AIM OF THE TASK:
The answer is a number and nothing else: the count of lines in these entries containing the word "Water".

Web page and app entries

--------------------

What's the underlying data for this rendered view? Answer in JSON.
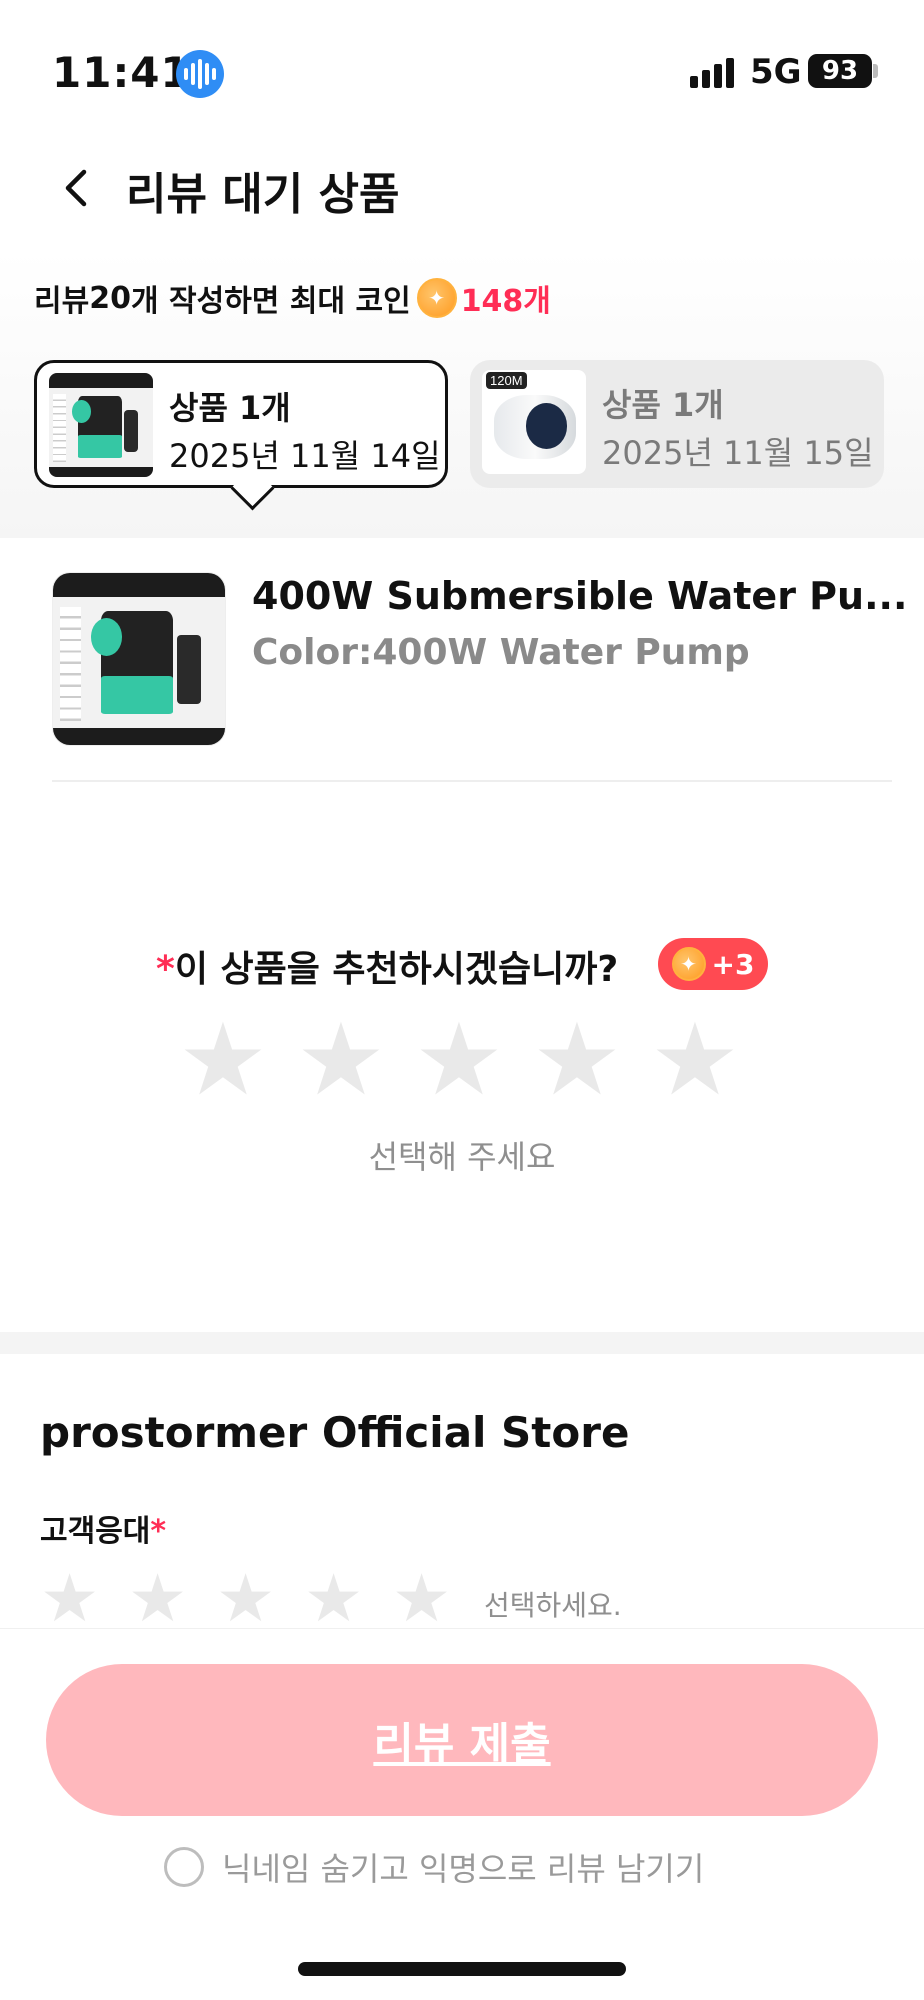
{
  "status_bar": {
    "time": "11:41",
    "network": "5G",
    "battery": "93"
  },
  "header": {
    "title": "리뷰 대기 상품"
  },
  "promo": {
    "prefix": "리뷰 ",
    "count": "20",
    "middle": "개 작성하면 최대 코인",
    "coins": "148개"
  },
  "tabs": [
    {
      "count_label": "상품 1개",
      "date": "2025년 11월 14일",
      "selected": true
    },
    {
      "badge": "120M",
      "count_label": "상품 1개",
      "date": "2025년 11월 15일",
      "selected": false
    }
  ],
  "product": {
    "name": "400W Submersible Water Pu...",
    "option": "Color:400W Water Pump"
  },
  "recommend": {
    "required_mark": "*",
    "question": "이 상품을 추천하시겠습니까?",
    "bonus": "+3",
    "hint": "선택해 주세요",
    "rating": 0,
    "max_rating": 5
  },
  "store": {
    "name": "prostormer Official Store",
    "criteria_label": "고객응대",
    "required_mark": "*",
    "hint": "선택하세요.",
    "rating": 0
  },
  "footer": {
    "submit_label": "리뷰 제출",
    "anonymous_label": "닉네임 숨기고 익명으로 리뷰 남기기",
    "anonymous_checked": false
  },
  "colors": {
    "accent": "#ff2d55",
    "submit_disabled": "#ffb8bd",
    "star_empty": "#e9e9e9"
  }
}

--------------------

TASK OUTPUT:
2